ENTRIES SUPPLIED: Begin

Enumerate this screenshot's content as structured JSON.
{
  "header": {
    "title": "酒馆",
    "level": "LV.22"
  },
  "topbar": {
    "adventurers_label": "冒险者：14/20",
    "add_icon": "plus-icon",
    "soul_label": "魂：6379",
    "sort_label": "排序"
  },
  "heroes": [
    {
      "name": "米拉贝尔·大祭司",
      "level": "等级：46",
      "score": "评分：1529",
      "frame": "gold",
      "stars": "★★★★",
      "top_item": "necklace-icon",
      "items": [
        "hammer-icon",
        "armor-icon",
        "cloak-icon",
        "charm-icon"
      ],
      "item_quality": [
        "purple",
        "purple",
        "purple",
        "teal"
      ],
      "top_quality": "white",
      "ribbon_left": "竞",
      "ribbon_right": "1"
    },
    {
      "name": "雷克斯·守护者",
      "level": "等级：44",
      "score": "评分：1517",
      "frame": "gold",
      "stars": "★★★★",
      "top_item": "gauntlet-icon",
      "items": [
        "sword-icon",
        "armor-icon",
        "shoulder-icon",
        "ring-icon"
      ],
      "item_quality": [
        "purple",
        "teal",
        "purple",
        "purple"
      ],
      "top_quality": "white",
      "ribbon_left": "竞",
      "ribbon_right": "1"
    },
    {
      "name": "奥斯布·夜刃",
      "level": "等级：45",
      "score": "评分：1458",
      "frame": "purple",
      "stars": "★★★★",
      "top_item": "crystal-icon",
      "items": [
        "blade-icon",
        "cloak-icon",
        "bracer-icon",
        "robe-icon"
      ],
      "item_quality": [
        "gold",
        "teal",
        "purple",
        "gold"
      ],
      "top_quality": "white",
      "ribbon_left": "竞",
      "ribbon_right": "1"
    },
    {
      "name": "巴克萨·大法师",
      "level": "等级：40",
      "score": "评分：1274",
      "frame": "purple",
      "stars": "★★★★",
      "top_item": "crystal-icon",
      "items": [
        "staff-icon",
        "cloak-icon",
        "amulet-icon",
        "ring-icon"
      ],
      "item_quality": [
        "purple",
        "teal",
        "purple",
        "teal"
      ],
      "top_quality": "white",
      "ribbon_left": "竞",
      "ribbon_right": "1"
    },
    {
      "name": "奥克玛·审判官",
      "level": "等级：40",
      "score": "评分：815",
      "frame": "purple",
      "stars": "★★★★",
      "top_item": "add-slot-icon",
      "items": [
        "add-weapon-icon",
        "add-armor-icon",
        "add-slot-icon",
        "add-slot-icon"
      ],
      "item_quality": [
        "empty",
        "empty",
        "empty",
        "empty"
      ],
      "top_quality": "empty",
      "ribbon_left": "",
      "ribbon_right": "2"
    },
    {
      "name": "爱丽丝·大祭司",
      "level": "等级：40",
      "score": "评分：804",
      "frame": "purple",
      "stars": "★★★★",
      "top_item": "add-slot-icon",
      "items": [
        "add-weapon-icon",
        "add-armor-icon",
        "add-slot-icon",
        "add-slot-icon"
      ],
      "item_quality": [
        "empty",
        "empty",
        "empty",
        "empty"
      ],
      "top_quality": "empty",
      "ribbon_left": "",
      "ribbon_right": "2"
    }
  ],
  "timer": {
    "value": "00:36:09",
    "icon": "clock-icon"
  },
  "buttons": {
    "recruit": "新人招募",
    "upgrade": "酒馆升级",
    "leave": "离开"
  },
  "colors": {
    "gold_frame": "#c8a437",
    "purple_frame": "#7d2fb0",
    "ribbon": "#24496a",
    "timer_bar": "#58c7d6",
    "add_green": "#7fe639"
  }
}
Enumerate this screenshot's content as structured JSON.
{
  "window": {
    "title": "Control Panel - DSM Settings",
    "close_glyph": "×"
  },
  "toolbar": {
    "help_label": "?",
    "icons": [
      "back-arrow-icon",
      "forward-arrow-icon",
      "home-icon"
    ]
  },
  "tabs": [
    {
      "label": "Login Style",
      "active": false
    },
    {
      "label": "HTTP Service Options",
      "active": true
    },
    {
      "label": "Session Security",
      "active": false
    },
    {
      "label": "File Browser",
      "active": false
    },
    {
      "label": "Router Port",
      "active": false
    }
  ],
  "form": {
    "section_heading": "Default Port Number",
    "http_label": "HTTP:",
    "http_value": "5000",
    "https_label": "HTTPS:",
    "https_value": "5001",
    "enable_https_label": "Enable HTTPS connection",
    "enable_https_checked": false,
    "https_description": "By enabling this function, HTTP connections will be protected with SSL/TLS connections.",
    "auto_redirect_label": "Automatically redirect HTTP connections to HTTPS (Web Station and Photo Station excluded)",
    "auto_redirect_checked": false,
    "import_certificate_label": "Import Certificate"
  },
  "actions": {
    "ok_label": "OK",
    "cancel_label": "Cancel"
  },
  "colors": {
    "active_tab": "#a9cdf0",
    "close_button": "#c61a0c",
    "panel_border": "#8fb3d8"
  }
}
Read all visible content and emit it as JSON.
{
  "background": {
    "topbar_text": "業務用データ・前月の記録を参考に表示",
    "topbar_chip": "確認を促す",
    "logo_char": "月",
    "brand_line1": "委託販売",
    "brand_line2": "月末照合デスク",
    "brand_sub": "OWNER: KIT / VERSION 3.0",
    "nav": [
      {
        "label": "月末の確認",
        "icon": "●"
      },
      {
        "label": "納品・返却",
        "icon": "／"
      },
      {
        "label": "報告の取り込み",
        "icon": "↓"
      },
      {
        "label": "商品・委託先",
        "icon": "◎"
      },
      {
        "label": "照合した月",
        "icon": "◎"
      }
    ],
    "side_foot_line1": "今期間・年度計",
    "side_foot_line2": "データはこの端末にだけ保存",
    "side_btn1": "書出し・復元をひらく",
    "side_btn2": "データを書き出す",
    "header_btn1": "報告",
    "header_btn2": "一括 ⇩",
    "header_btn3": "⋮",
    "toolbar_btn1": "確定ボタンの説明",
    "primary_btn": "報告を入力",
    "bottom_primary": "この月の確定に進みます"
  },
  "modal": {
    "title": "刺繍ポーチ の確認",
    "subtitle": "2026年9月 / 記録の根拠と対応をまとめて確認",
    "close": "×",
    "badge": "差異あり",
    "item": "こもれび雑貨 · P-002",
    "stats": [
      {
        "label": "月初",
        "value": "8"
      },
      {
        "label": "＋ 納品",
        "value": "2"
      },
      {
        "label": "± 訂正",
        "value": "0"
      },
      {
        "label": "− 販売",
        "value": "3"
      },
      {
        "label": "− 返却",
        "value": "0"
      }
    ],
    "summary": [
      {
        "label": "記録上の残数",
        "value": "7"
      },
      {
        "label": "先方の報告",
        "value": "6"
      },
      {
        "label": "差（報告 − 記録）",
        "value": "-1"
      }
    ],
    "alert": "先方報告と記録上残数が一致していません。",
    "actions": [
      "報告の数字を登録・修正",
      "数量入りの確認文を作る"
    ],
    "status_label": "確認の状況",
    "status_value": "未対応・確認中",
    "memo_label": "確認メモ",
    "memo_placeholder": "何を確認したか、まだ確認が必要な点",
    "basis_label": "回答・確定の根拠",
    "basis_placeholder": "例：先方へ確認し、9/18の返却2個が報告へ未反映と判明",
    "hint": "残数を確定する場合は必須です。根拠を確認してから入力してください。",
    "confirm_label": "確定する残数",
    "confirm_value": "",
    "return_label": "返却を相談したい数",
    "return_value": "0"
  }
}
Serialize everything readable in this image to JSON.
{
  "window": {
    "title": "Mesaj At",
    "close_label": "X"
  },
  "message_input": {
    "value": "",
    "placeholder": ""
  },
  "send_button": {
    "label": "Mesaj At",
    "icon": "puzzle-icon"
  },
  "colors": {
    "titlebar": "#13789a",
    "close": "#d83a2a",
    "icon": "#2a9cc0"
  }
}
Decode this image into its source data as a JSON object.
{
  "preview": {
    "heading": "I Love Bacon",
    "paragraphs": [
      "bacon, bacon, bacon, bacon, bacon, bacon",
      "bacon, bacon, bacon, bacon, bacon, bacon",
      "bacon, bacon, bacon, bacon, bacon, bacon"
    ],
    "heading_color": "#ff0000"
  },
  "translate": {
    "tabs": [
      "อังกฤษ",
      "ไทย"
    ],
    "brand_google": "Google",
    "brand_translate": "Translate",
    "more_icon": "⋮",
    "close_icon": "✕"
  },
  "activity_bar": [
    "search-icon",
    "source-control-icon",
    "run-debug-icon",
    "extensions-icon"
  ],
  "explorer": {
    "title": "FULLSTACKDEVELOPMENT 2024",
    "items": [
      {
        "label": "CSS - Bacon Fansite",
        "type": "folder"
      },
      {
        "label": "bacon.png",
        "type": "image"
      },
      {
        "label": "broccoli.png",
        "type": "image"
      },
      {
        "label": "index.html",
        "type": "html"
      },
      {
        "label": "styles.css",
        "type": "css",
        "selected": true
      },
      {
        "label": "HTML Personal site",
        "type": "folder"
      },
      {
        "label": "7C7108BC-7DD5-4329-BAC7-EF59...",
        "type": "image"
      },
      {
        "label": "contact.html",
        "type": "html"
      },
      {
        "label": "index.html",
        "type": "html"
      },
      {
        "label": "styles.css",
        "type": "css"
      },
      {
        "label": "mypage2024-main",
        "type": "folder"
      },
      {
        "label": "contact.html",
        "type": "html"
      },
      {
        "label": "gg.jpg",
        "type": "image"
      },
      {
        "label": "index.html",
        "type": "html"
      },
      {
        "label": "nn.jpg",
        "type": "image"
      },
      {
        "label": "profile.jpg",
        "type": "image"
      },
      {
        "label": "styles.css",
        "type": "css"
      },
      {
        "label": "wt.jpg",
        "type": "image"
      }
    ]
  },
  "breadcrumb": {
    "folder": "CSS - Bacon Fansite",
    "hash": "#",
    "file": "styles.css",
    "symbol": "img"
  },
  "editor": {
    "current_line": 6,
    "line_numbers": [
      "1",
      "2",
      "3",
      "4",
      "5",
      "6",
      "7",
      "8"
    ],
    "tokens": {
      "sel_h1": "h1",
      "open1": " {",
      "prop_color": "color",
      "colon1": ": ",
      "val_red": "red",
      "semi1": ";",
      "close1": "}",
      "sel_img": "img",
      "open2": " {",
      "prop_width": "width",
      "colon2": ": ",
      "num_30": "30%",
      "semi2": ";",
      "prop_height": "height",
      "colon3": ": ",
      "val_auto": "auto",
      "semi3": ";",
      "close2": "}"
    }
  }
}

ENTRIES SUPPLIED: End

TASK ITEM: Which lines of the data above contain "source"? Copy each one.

ANSWER TO THE PROBLEM:
Decode this image into its source data as a JSON object.
    "source-control-icon",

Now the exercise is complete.